- Your objective -
Retype every entry word for word. Omit the pictures.

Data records
__________________________________________________

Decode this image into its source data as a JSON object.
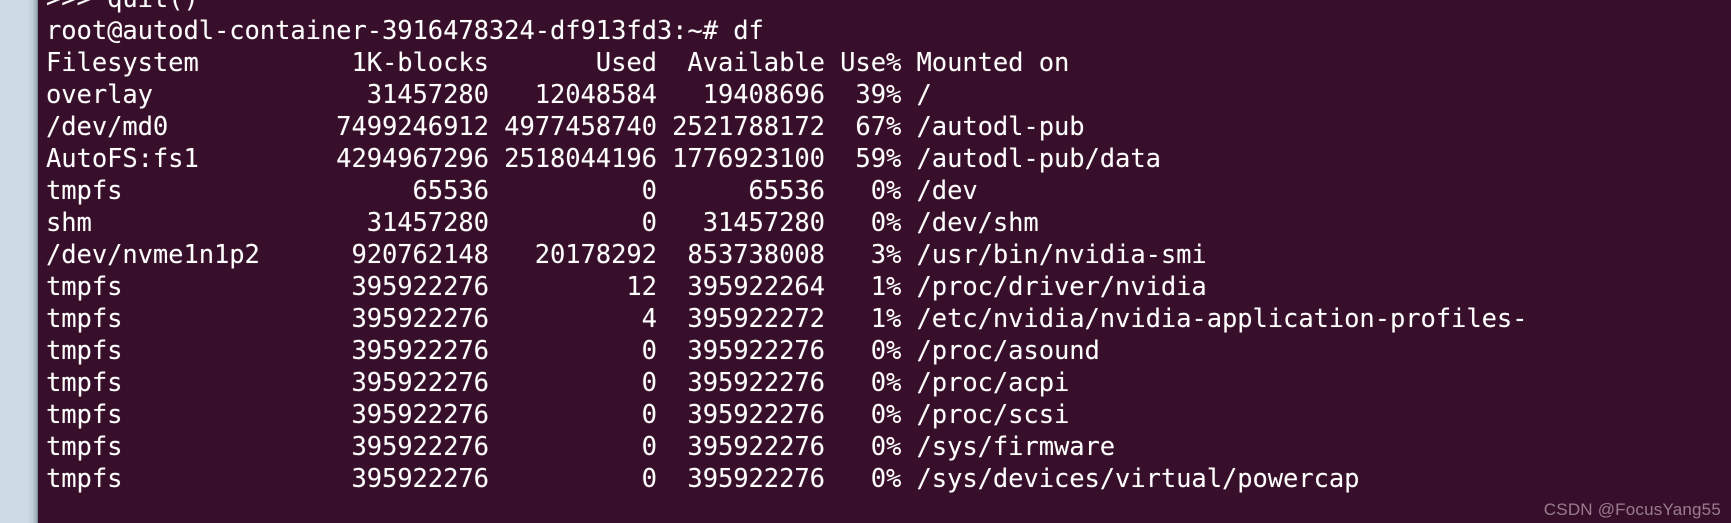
{
  "terminal": {
    "background_color": "#380f2a",
    "foreground_color": "#ffffff",
    "gutter_color": "#ccdbe4",
    "scrollback_top_line": ">>> quit()",
    "prompt": {
      "user": "root",
      "host": "autodl-container-3916478324-df913fd3",
      "path": "~",
      "symbol": "#",
      "full": "root@autodl-container-3916478324-df913fd3:~# ",
      "command": "df"
    },
    "header": "Filesystem          1K-blocks       Used  Available Use% Mounted on",
    "columns": [
      "Filesystem",
      "1K-blocks",
      "Used",
      "Available",
      "Use%",
      "Mounted on"
    ],
    "rows": [
      {
        "line": "overlay              31457280   12048584   19408696  39% /",
        "filesystem": "overlay",
        "blocks": "31457280",
        "used": "12048584",
        "available": "19408696",
        "use_pct": "39%",
        "mounted_on": "/"
      },
      {
        "line": "/dev/md0           7499246912 4977458740 2521788172  67% /autodl-pub",
        "filesystem": "/dev/md0",
        "blocks": "7499246912",
        "used": "4977458740",
        "available": "2521788172",
        "use_pct": "67%",
        "mounted_on": "/autodl-pub"
      },
      {
        "line": "AutoFS:fs1         4294967296 2518044196 1776923100  59% /autodl-pub/data",
        "filesystem": "AutoFS:fs1",
        "blocks": "4294967296",
        "used": "2518044196",
        "available": "1776923100",
        "use_pct": "59%",
        "mounted_on": "/autodl-pub/data"
      },
      {
        "line": "tmpfs                   65536          0      65536   0% /dev",
        "filesystem": "tmpfs",
        "blocks": "65536",
        "used": "0",
        "available": "65536",
        "use_pct": "0%",
        "mounted_on": "/dev"
      },
      {
        "line": "shm                  31457280          0   31457280   0% /dev/shm",
        "filesystem": "shm",
        "blocks": "31457280",
        "used": "0",
        "available": "31457280",
        "use_pct": "0%",
        "mounted_on": "/dev/shm"
      },
      {
        "line": "/dev/nvme1n1p2      920762148   20178292  853738008   3% /usr/bin/nvidia-smi",
        "filesystem": "/dev/nvme1n1p2",
        "blocks": "920762148",
        "used": "20178292",
        "available": "853738008",
        "use_pct": "3%",
        "mounted_on": "/usr/bin/nvidia-smi"
      },
      {
        "line": "tmpfs               395922276         12  395922264   1% /proc/driver/nvidia",
        "filesystem": "tmpfs",
        "blocks": "395922276",
        "used": "12",
        "available": "395922264",
        "use_pct": "1%",
        "mounted_on": "/proc/driver/nvidia"
      },
      {
        "line": "tmpfs               395922276          4  395922272   1% /etc/nvidia/nvidia-application-profiles-",
        "filesystem": "tmpfs",
        "blocks": "395922276",
        "used": "4",
        "available": "395922272",
        "use_pct": "1%",
        "mounted_on": "/etc/nvidia/nvidia-application-profiles-"
      },
      {
        "line": "tmpfs               395922276          0  395922276   0% /proc/asound",
        "filesystem": "tmpfs",
        "blocks": "395922276",
        "used": "0",
        "available": "395922276",
        "use_pct": "0%",
        "mounted_on": "/proc/asound"
      },
      {
        "line": "tmpfs               395922276          0  395922276   0% /proc/acpi",
        "filesystem": "tmpfs",
        "blocks": "395922276",
        "used": "0",
        "available": "395922276",
        "use_pct": "0%",
        "mounted_on": "/proc/acpi"
      },
      {
        "line": "tmpfs               395922276          0  395922276   0% /proc/scsi",
        "filesystem": "tmpfs",
        "blocks": "395922276",
        "used": "0",
        "available": "395922276",
        "use_pct": "0%",
        "mounted_on": "/proc/scsi"
      },
      {
        "line": "tmpfs               395922276          0  395922276   0% /sys/firmware",
        "filesystem": "tmpfs",
        "blocks": "395922276",
        "used": "0",
        "available": "395922276",
        "use_pct": "0%",
        "mounted_on": "/sys/firmware"
      },
      {
        "line": "tmpfs               395922276          0  395922276   0% /sys/devices/virtual/powercap",
        "filesystem": "tmpfs",
        "blocks": "395922276",
        "used": "0",
        "available": "395922276",
        "use_pct": "0%",
        "mounted_on": "/sys/devices/virtual/powercap"
      }
    ]
  },
  "watermark": {
    "text": "CSDN @FocusYang55"
  }
}
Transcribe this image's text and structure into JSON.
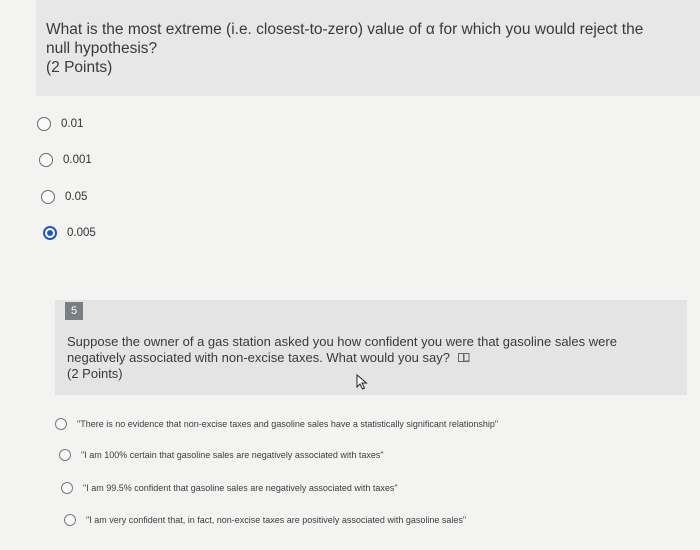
{
  "question4": {
    "text": "What is the most extreme (i.e. closest-to-zero) value of α for which you would reject the null hypothesis?",
    "points": "(2 Points)",
    "options": [
      {
        "label": "0.01",
        "selected": false
      },
      {
        "label": "0.001",
        "selected": false
      },
      {
        "label": "0.05",
        "selected": false
      },
      {
        "label": "0.005",
        "selected": true
      }
    ]
  },
  "question5": {
    "number": "5",
    "text": "Suppose the owner of a gas station asked you how confident you were that gasoline sales were negatively associated with non-excise taxes. What would you say?",
    "points": "(2 Points)",
    "options": [
      {
        "label": "\"There is no evidence that non-excise taxes and gasoline sales have a statistically significant relationship\"",
        "selected": false
      },
      {
        "label": "\"I am 100% certain that gasoline sales are negatively associated with taxes\"",
        "selected": false
      },
      {
        "label": "\"I am 99.5% confident that gasoline sales are negatively associated with taxes\"",
        "selected": false
      },
      {
        "label": "\"I am very confident that, in fact, non-excise taxes are positively associated with gasoline sales\"",
        "selected": false
      }
    ]
  },
  "icons": {
    "immersive_reader": "immersive-reader-icon",
    "cursor": "mouse-cursor-icon"
  },
  "colors": {
    "selected_radio": "#1e56c8",
    "question_bg": "#e6e7e6",
    "page_bg": "#f3f3f2",
    "number_badge": "#7a7f84"
  }
}
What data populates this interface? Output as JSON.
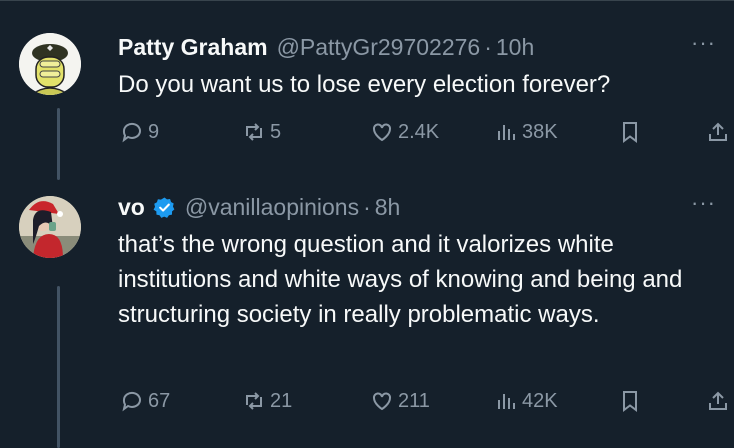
{
  "tweets": [
    {
      "name": "Patty Graham",
      "handle": "@PattyGr29702276",
      "separator": "·",
      "time": "10h",
      "more": "···",
      "text": "Do you want us to lose every election forever?",
      "verified": false,
      "stats": {
        "replies": "9",
        "retweets": "5",
        "likes": "2.4K",
        "views": "38K"
      }
    },
    {
      "name": "vo",
      "handle": "@vanillaopinions",
      "separator": "·",
      "time": "8h",
      "more": "···",
      "text": "that’s the wrong question and it valorizes white institutions and white ways of knowing and being and structuring society in really problematic ways.",
      "verified": true,
      "stats": {
        "replies": "67",
        "retweets": "21",
        "likes": "211",
        "views": "42K"
      }
    }
  ],
  "colors": {
    "background": "#15202b",
    "text": "#f7f9f9",
    "muted": "#8b98a5",
    "verified": "#1d9bf0",
    "thread_line": "#425364"
  },
  "icons": [
    "reply-icon",
    "retweet-icon",
    "like-icon",
    "views-icon",
    "bookmark-icon",
    "share-icon",
    "more-icon",
    "verified-badge-icon"
  ]
}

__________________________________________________

- Solution for this problem -
Decode this image into its source data as a JSON object.
{
  "terminal": {
    "background_color": "#380f2a",
    "foreground_color": "#ffffff",
    "gutter_color": "#ccdbe4",
    "scrollback_top_line": ">>> quit()",
    "prompt": {
      "user": "root",
      "host": "autodl-container-3916478324-df913fd3",
      "path": "~",
      "symbol": "#",
      "full": "root@autodl-container-3916478324-df913fd3:~# ",
      "command": "df"
    },
    "header": "Filesystem          1K-blocks       Used  Available Use% Mounted on",
    "columns": [
      "Filesystem",
      "1K-blocks",
      "Used",
      "Available",
      "Use%",
      "Mounted on"
    ],
    "rows": [
      {
        "line": "overlay              31457280   12048584   19408696  39% /",
        "filesystem": "overlay",
        "blocks": "31457280",
        "used": "12048584",
        "available": "19408696",
        "use_pct": "39%",
        "mounted_on": "/"
      },
      {
        "line": "/dev/md0           7499246912 4977458740 2521788172  67% /autodl-pub",
        "filesystem": "/dev/md0",
        "blocks": "7499246912",
        "used": "4977458740",
        "available": "2521788172",
        "use_pct": "67%",
        "mounted_on": "/autodl-pub"
      },
      {
        "line": "AutoFS:fs1         4294967296 2518044196 1776923100  59% /autodl-pub/data",
        "filesystem": "AutoFS:fs1",
        "blocks": "4294967296",
        "used": "2518044196",
        "available": "1776923100",
        "use_pct": "59%",
        "mounted_on": "/autodl-pub/data"
      },
      {
        "line": "tmpfs                   65536          0      65536   0% /dev",
        "filesystem": "tmpfs",
        "blocks": "65536",
        "used": "0",
        "available": "65536",
        "use_pct": "0%",
        "mounted_on": "/dev"
      },
      {
        "line": "shm                  31457280          0   31457280   0% /dev/shm",
        "filesystem": "shm",
        "blocks": "31457280",
        "used": "0",
        "available": "31457280",
        "use_pct": "0%",
        "mounted_on": "/dev/shm"
      },
      {
        "line": "/dev/nvme1n1p2      920762148   20178292  853738008   3% /usr/bin/nvidia-smi",
        "filesystem": "/dev/nvme1n1p2",
        "blocks": "920762148",
        "used": "20178292",
        "available": "853738008",
        "use_pct": "3%",
        "mounted_on": "/usr/bin/nvidia-smi"
      },
      {
        "line": "tmpfs               395922276         12  395922264   1% /proc/driver/nvidia",
        "filesystem": "tmpfs",
        "blocks": "395922276",
        "used": "12",
        "available": "395922264",
        "use_pct": "1%",
        "mounted_on": "/proc/driver/nvidia"
      },
      {
        "line": "tmpfs               395922276          4  395922272   1% /etc/nvidia/nvidia-application-profiles-",
        "filesystem": "tmpfs",
        "blocks": "395922276",
        "used": "4",
        "available": "395922272",
        "use_pct": "1%",
        "mounted_on": "/etc/nvidia/nvidia-application-profiles-"
      },
      {
        "line": "tmpfs               395922276          0  395922276   0% /proc/asound",
        "filesystem": "tmpfs",
        "blocks": "395922276",
        "used": "0",
        "available": "395922276",
        "use_pct": "0%",
        "mounted_on": "/proc/asound"
      },
      {
        "line": "tmpfs               395922276          0  395922276   0% /proc/acpi",
        "filesystem": "tmpfs",
        "blocks": "395922276",
        "used": "0",
        "available": "395922276",
        "use_pct": "0%",
        "mounted_on": "/proc/acpi"
      },
      {
        "line": "tmpfs               395922276          0  395922276   0% /proc/scsi",
        "filesystem": "tmpfs",
        "blocks": "395922276",
        "used": "0",
        "available": "395922276",
        "use_pct": "0%",
        "mounted_on": "/proc/scsi"
      },
      {
        "line": "tmpfs               395922276          0  395922276   0% /sys/firmware",
        "filesystem": "tmpfs",
        "blocks": "395922276",
        "used": "0",
        "available": "395922276",
        "use_pct": "0%",
        "mounted_on": "/sys/firmware"
      },
      {
        "line": "tmpfs               395922276          0  395922276   0% /sys/devices/virtual/powercap",
        "filesystem": "tmpfs",
        "blocks": "395922276",
        "used": "0",
        "available": "395922276",
        "use_pct": "0%",
        "mounted_on": "/sys/devices/virtual/powercap"
      }
    ]
  },
  "watermark": {
    "text": "CSDN @FocusYang55"
  }
}
Transcribe this image's text and structure into JSON.
{
  "question4": {
    "text": "What is the most extreme (i.e. closest-to-zero) value of α for which you would reject the null hypothesis?",
    "points": "(2 Points)",
    "options": [
      {
        "label": "0.01",
        "selected": false
      },
      {
        "label": "0.001",
        "selected": false
      },
      {
        "label": "0.05",
        "selected": false
      },
      {
        "label": "0.005",
        "selected": true
      }
    ]
  },
  "question5": {
    "number": "5",
    "text": "Suppose the owner of a gas station asked you how confident you were that gasoline sales were negatively associated with non-excise taxes. What would you say?",
    "points": "(2 Points)",
    "options": [
      {
        "label": "\"There is no evidence that non-excise taxes and gasoline sales have a statistically significant relationship\"",
        "selected": false
      },
      {
        "label": "\"I am 100% certain that gasoline sales are negatively associated with taxes\"",
        "selected": false
      },
      {
        "label": "\"I am 99.5% confident that gasoline sales are negatively associated with taxes\"",
        "selected": false
      },
      {
        "label": "\"I am very confident that, in fact, non-excise taxes are positively associated with gasoline sales\"",
        "selected": false
      }
    ]
  },
  "icons": {
    "immersive_reader": "immersive-reader-icon",
    "cursor": "mouse-cursor-icon"
  },
  "colors": {
    "selected_radio": "#1e56c8",
    "question_bg": "#e6e7e6",
    "page_bg": "#f3f3f2",
    "number_badge": "#7a7f84"
  }
}
What data populates this interface? Output as JSON.
{
  "tweets": [
    {
      "name": "Patty Graham",
      "handle": "@PattyGr29702276",
      "separator": "·",
      "time": "10h",
      "more": "···",
      "text": "Do you want us to lose every election forever?",
      "verified": false,
      "stats": {
        "replies": "9",
        "retweets": "5",
        "likes": "2.4K",
        "views": "38K"
      }
    },
    {
      "name": "vo",
      "handle": "@vanillaopinions",
      "separator": "·",
      "time": "8h",
      "more": "···",
      "text": "that’s the wrong question and it valorizes white institutions and white ways of knowing and being and structuring society in really problematic ways.",
      "verified": true,
      "stats": {
        "replies": "67",
        "retweets": "21",
        "likes": "211",
        "views": "42K"
      }
    }
  ],
  "colors": {
    "background": "#15202b",
    "text": "#f7f9f9",
    "muted": "#8b98a5",
    "verified": "#1d9bf0",
    "thread_line": "#425364"
  },
  "icons": [
    "reply-icon",
    "retweet-icon",
    "like-icon",
    "views-icon",
    "bookmark-icon",
    "share-icon",
    "more-icon",
    "verified-badge-icon"
  ]
}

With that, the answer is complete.